Kunishige said the state received approximately half a dozen complaints related to helicopter lifts associated with the work at Hanalei Hill. But Wainiha resident Juliet Akana said the holiday construction has resulted in far more unhappy people.
“This is the busiest time of the year. They have absolutely no consideration for us at all,” Akana said.
A Hanalei business owner, who asked for anonymity for fear of reprisals, said the holiday road work has brought several of the community’s businesses to the brink of closure.
“So many are just barely holding on,” said the owner. “We were all hoping that holiday business would help us survive.”
Michael Ching, general manager of Ching Young Village, a shopping center that has been in Hanalei since 1982, said businesses there were hard hit during the 2018 flood and most are still about 20% down from 2017.
While some Hanalei businesses took holiday hits during the Hanalei Hill work, Ching said the Dec. 21 to Jan. 2 restriction on lane closures, is a “gift from the state.”
Ching said most businesses need the holiday traffic, especially at a time when tourism has been lagging and businesses are still struggling to offset earlier losses.
Businesses could use assistance from state, county and tourism officials to help get the word out that the region is open, he said.
“I think visitors are afraid to take the risk,” Ching said.
Through the first 10 months
of the year, Hawaii Tourism Authority data show the number of visitors to Kauai dropped nearly 2% to just over 1.1 million and tourist spending fell nearly 6% to $1.6 billion. At the same time, Kauai hotels lost nearly 6 percentage points in hotel occupancy, which fell to 73.3% and hotel revenue fell more than 9% to nearly $282 million.
Visitation to Ha‘ena State Park is far below the 900-a-day cap set by the state when the park reopened. Prior to the flood, there were 2,000 or so daily visitors who frequented the park. The state Department of Land and Natural Resources said over the last six months, not counting shuttle entries, the park has averaged 439 daily.
Sang Pil Kim, property manager for DLNR’s Division of State Parks, said “scheduled evening highway closures have a minimal impact on the number of entrants since the closure occurs after the park is closed and visitors can leave early.”
Sue Kanoho, Kauai Visitors
Bureau executive director, said this year’s downturn was expected because it’s being compared to last year, when Kauai experienced strong tourism gains related to a flurry of last-minute bookings caused by eruptive activity on Hawaii island as well as hurricanes in Florida.
“Last year was an anomaly — we had the highest number of tourists come to Kauai ever,” Kanoho said. “A better comparison is 2017 and we are way ahead of that.”

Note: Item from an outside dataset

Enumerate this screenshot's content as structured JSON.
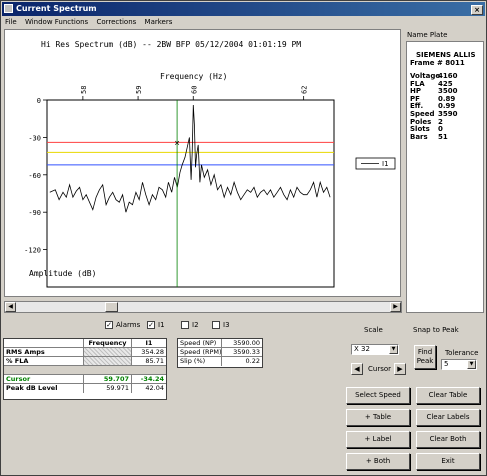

However, Keith Vieira, principal of KV &Associates, Hospitality Consulting, said Kauai’s current downturn also could be related to ongoing access issues at Kauai’s North Shore and the drama that surrounded the reopening of Kuhio Highway.
Many business owners were glad in June when the highway
finally reopened, restoring access to popular tourist spots. But some residents, fearful that government officials were mishandling the return of thousands of tourists, blocked the cars of visitors in protest.
Protesters eventually turned to educating tourists on how to be good guests. The state successfully implemented a tourism management plan for Ha‘ena State Park, which has been credited with improving environmental conditions and the visitor experience there.
However, Vieira said those efforts aren’t enough to turn Kauai tourism’s slowing pace around, especially in the absence of additional investment.
“After the volcano, Hawaii island put millions of marketing money into the destination and it helped. We haven’t seen that on Kauai,” Vieira said. “The video clips of residents climbing onto visitors’ cars and the messaging that we are having visitors sign pledges isn’t welcoming. “
Kanoho said Kauai Visitors
Bureau will ask Hawaii Tourism Authority for relief if the decline gets too steep. However, she pointed out that the slippage, so far, hasn’t come near the double-digit declines experienced by Hawaii island last year.